▼▼▼

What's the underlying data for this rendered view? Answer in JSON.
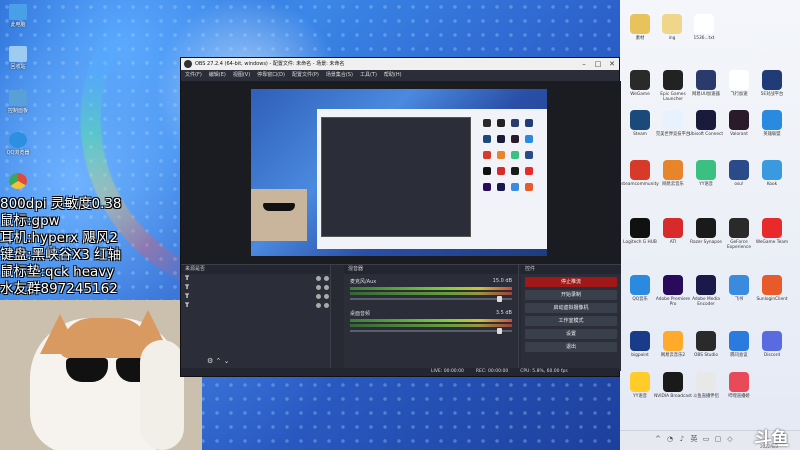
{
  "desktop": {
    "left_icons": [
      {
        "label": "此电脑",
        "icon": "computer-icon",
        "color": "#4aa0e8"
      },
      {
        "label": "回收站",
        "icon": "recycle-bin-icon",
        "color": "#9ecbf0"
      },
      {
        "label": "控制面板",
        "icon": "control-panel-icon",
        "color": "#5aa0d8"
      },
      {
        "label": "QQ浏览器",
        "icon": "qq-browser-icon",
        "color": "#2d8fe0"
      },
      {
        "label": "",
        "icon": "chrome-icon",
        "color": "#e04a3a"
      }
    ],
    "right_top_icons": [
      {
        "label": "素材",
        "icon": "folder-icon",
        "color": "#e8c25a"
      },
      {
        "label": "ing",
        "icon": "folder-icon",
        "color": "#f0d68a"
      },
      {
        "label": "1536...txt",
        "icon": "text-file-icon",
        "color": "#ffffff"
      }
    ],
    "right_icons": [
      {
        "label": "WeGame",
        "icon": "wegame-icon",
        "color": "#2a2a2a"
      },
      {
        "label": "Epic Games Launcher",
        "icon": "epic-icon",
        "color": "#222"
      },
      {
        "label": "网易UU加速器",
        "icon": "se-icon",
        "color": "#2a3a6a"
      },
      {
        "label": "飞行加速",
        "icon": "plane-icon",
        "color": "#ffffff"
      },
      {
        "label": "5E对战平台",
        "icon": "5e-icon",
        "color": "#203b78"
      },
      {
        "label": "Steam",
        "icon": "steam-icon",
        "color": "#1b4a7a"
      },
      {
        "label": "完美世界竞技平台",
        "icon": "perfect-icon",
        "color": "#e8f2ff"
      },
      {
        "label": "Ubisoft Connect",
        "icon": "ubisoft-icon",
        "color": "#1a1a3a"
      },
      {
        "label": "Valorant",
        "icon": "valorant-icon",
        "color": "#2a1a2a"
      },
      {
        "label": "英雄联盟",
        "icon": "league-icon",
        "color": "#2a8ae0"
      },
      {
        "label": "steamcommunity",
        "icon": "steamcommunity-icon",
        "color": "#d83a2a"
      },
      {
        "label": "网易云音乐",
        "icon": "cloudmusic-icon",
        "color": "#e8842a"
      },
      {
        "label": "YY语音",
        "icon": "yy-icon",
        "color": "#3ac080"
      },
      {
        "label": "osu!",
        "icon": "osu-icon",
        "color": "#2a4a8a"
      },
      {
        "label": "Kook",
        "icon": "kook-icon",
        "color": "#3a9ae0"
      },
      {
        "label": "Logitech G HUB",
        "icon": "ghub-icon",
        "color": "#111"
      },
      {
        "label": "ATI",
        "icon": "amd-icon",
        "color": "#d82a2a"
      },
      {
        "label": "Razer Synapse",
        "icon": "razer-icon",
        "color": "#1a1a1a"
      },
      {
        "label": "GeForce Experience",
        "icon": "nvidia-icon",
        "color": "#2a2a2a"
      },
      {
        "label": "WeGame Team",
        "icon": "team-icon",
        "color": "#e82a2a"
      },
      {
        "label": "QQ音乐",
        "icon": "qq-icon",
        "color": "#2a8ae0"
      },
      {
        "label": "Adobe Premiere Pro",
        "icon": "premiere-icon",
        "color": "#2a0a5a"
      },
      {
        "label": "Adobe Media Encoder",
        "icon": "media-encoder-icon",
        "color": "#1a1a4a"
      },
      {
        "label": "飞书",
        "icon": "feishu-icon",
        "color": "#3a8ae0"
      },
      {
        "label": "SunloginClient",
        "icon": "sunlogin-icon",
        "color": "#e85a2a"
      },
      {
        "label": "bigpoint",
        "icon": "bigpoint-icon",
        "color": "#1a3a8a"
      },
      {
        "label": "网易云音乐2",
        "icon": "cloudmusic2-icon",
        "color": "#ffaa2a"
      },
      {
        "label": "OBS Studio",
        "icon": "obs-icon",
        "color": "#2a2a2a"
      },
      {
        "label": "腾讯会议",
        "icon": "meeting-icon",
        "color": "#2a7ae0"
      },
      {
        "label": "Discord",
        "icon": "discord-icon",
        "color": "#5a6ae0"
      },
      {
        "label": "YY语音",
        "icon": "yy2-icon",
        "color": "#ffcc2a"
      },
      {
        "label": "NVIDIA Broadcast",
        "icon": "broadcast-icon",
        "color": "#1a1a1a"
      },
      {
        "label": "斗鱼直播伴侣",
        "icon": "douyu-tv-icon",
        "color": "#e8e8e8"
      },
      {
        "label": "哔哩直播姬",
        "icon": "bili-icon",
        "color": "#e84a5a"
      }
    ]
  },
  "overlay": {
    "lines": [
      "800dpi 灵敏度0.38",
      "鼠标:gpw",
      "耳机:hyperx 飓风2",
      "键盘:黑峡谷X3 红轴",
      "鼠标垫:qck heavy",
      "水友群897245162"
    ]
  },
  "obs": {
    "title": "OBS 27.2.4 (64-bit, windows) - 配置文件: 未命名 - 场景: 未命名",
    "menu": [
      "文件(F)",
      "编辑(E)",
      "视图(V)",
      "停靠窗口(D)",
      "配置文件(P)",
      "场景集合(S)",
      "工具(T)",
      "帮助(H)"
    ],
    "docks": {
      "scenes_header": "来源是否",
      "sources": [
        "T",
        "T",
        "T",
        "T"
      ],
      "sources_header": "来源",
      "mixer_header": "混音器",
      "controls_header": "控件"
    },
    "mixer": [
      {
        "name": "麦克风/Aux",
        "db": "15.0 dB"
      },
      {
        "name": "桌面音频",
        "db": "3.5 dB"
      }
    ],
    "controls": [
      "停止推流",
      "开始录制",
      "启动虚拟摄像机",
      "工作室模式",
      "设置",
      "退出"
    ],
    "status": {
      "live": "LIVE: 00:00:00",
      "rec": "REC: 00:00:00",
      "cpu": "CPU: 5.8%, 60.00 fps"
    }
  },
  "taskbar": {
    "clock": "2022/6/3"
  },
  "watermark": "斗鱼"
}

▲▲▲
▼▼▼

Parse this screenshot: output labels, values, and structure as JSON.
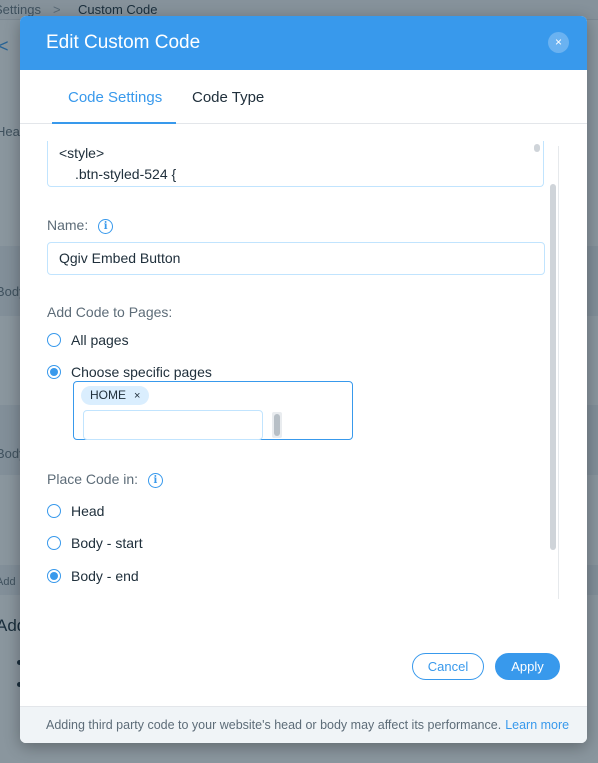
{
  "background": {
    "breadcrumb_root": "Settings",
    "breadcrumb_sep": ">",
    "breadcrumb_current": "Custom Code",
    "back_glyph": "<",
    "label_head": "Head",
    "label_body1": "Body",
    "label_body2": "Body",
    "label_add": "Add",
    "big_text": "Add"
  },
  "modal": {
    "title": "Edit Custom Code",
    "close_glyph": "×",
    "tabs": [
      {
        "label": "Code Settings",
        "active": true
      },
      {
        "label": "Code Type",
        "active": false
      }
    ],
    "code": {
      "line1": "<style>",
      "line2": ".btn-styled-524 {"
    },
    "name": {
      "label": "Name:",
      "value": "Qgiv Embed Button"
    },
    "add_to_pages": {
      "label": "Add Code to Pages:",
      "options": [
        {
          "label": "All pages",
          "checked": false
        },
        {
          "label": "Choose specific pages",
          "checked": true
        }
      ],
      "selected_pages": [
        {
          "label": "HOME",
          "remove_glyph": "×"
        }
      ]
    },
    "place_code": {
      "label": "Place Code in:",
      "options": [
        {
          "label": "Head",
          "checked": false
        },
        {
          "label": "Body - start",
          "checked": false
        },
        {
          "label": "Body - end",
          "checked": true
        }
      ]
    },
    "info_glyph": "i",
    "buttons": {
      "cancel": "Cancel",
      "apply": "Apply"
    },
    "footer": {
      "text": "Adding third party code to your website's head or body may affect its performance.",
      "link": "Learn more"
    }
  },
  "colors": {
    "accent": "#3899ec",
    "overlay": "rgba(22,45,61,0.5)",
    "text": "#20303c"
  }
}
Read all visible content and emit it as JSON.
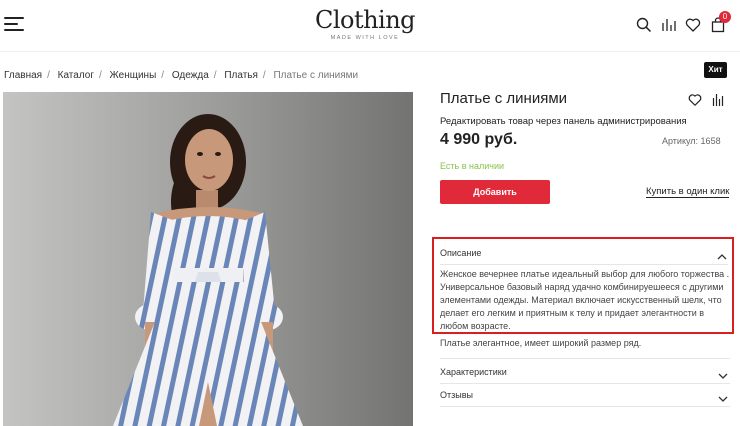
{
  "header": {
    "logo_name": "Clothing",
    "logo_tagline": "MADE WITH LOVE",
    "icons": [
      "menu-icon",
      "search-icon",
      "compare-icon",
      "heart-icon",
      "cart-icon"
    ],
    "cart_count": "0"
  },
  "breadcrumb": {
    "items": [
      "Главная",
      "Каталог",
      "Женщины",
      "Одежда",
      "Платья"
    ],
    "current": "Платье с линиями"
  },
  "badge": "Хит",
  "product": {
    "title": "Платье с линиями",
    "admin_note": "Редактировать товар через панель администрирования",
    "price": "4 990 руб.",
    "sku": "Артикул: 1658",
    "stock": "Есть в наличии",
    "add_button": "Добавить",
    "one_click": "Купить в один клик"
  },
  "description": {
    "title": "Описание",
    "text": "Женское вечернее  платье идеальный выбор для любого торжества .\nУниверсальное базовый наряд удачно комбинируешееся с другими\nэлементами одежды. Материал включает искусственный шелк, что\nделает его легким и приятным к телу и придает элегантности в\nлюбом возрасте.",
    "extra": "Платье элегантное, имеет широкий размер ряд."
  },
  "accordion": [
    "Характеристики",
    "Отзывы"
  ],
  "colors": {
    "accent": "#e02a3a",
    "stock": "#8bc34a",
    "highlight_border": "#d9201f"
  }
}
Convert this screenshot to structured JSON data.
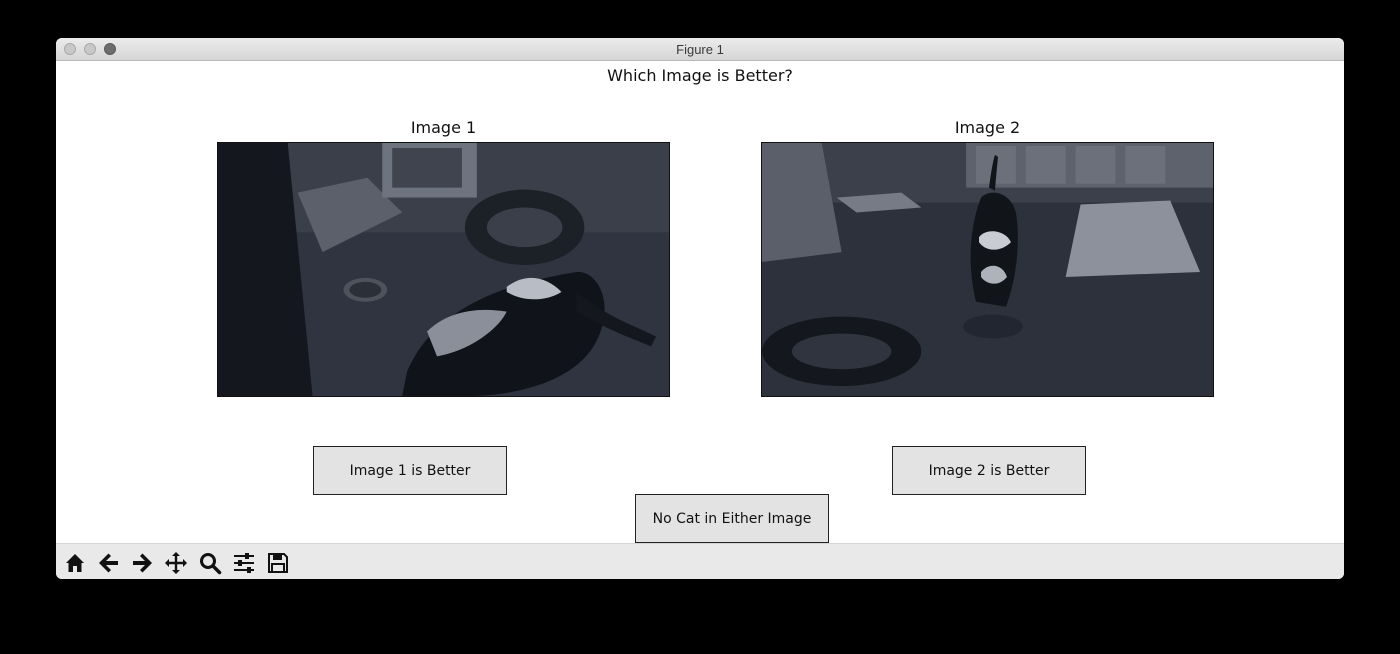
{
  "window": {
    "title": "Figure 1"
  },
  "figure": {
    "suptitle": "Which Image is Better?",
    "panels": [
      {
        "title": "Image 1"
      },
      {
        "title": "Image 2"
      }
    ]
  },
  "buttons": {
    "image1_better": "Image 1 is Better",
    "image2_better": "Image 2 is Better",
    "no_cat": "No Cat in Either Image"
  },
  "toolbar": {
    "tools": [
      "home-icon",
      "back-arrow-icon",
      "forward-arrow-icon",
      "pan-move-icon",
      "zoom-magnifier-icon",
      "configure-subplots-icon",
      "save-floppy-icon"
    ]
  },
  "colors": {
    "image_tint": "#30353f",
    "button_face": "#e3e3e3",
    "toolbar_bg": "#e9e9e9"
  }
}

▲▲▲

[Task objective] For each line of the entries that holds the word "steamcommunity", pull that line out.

[Solution for this problem]
        "label": "steamcommunity",
        "icon": "steamcommunity-icon",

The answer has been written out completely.